Pearson: Yeah, the size has been better, more people and whatever, but we did a tour with the Yeah Yeah Yeahs and now a tour with the Dillinger Escape Plan, so obviously when you team up with a larger band, it makes it a larger show. So I think if we went out on our own again we’d have to see where we are. I think that with our new album and being on a new label that we’ve gotten a bigger audience and a more diverse audience, and I think that that’s good.
The Eagle: Have you seen a change in the demographics in the audience?
Pearson: Yeah, it’s really nice. There’s just like average kind of people, not like people from some certain hardcore music scene. It’s just people that are generally interested in music and not just stupid scene politics. It’s nice; I think they appreciate the band more. They’re not heckling us or trying to fight us or anything. It makes for a better situation. We’re getting less of an aggressive crowd.
The Eagle: When and why was the decision to make costume changes made?
Pearson: The uniforms! I think we just wanted to do something different, something new. Keep it interesting. They are really sterile looking, I feel like a doctor or something. It reminds me of that movie, “THX 1138,” this old science fiction movie. It has a very campy feel to it.
The Eagle: Where do your political opinions stem from?
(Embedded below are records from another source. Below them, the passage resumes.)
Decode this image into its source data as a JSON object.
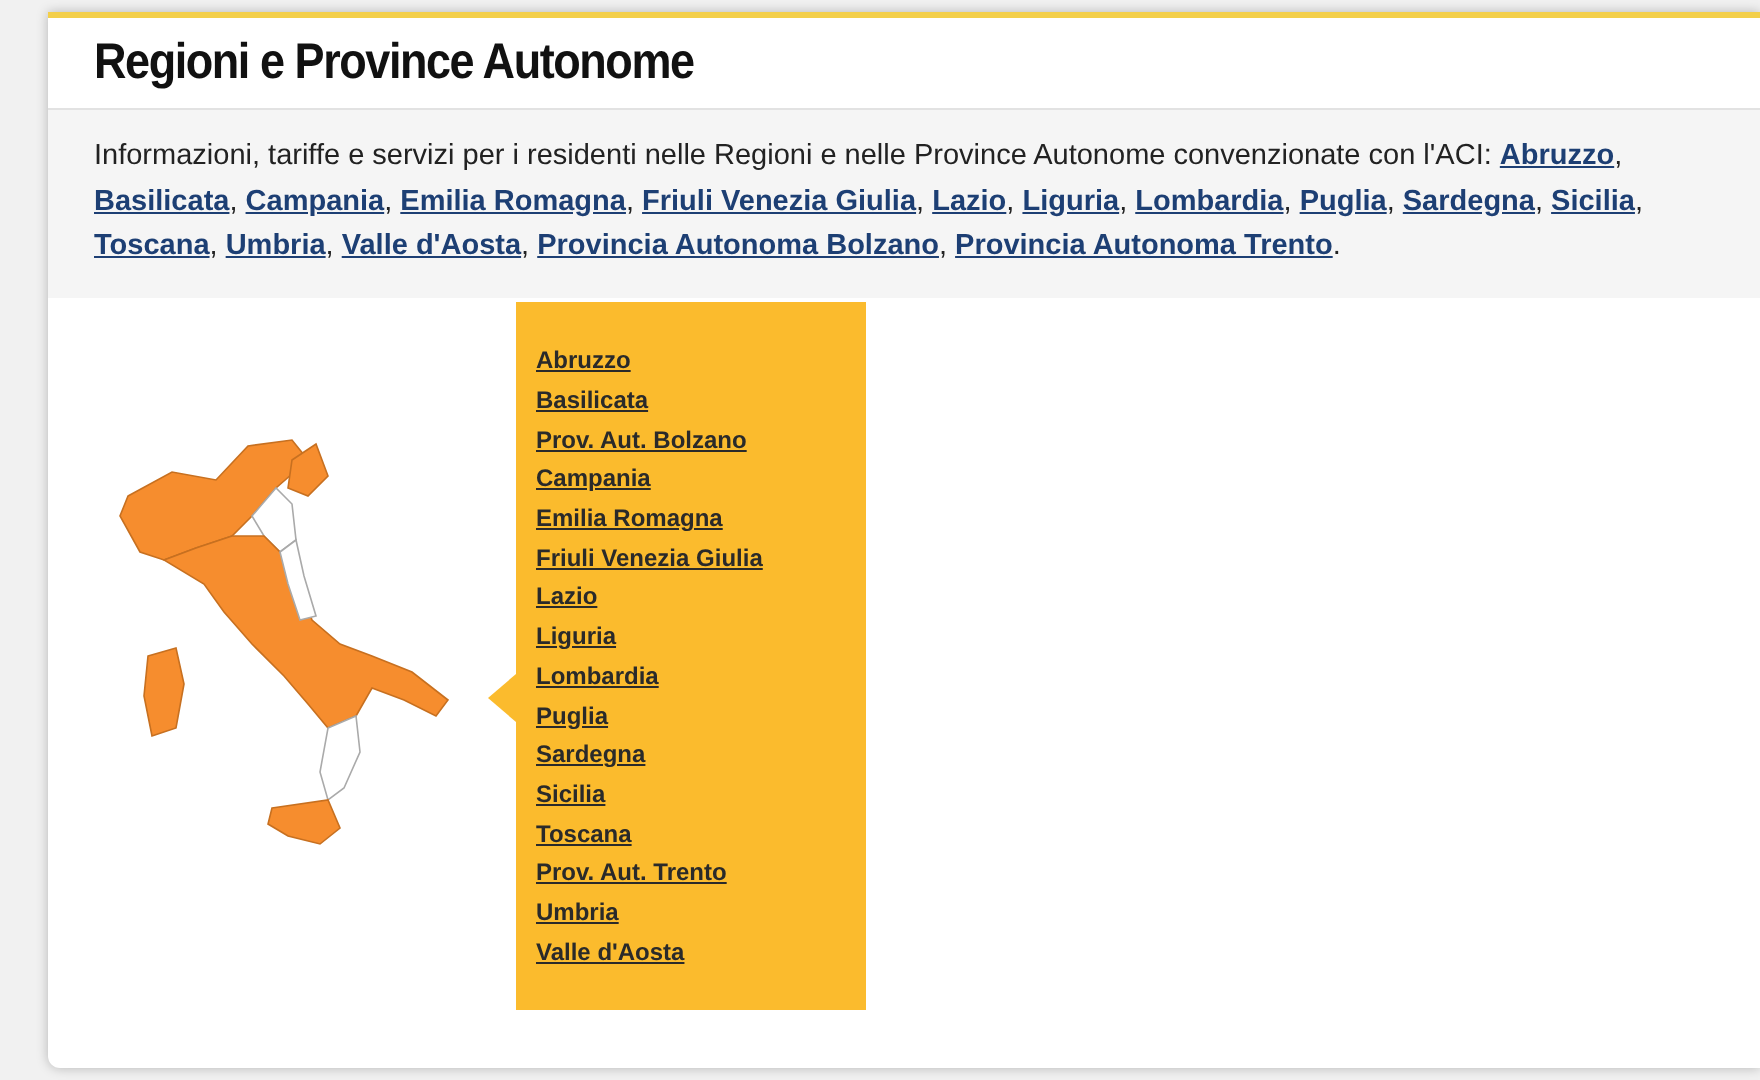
{
  "title": "Regioni e Province Autonome",
  "intro": {
    "lead": "Informazioni, tariffe e servizi per i residenti nelle Regioni e nelle Province Autonome convenzionate con l'ACI:",
    "separator": ",",
    "end": ".",
    "links": [
      "Abruzzo",
      "Basilicata",
      "Campania",
      "Emilia Romagna",
      "Friuli Venezia Giulia",
      "Lazio",
      "Liguria",
      "Lombardia",
      "Puglia",
      "Sardegna",
      "Sicilia",
      "Toscana",
      "Umbria",
      "Valle d'Aosta",
      "Provincia Autonoma Bolzano",
      "Provincia Autonoma Trento"
    ]
  },
  "region_menu": [
    "Abruzzo",
    "Basilicata",
    "Prov. Aut. Bolzano",
    "Campania",
    "Emilia Romagna",
    "Friuli Venezia Giulia",
    "Lazio",
    "Liguria",
    "Lombardia",
    "Puglia",
    "Sardegna",
    "Sicilia",
    "Toscana",
    "Prov. Aut. Trento",
    "Umbria",
    "Valle d'Aosta"
  ]
}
Pearson: I think all of us grew up with that kind of horror and science fiction stuff ... and a lot of it has political and social undertones and stuff. If you think of stuff like “Star Trek” and later “Star Trek” and the whole “Star Wars” trilogy all of it is very politically driven. [Also], living in San Diego is where a lot of it comes from. It’s a really conservative city, and there’s a lot of things dealing with border issues - we’re 10 minutes from Mexico - there’s a lot of blatantly racist stuff going on. It’s a tourist city so there’s not really a platform and a welcoming for arts unless it’s bourgeoisie art for yuppies. For a lot of the kids and a lot of the artists there, they would find the most obscure platforms to show their art. We filmed a video in a sewer where they used to always have shows. People would climb down these tunnels underneath the freeway, rent a generator and have these shows. The whole political structure of where we live and the geographical location really makes for an aggressive feel. It’s hard to explain because I feel like there’s no opening for people to go and play a show or be active politically ... We could all go to Berkley, Calif., and have everything be awesome and cool, but we’d rather change it [our local scene].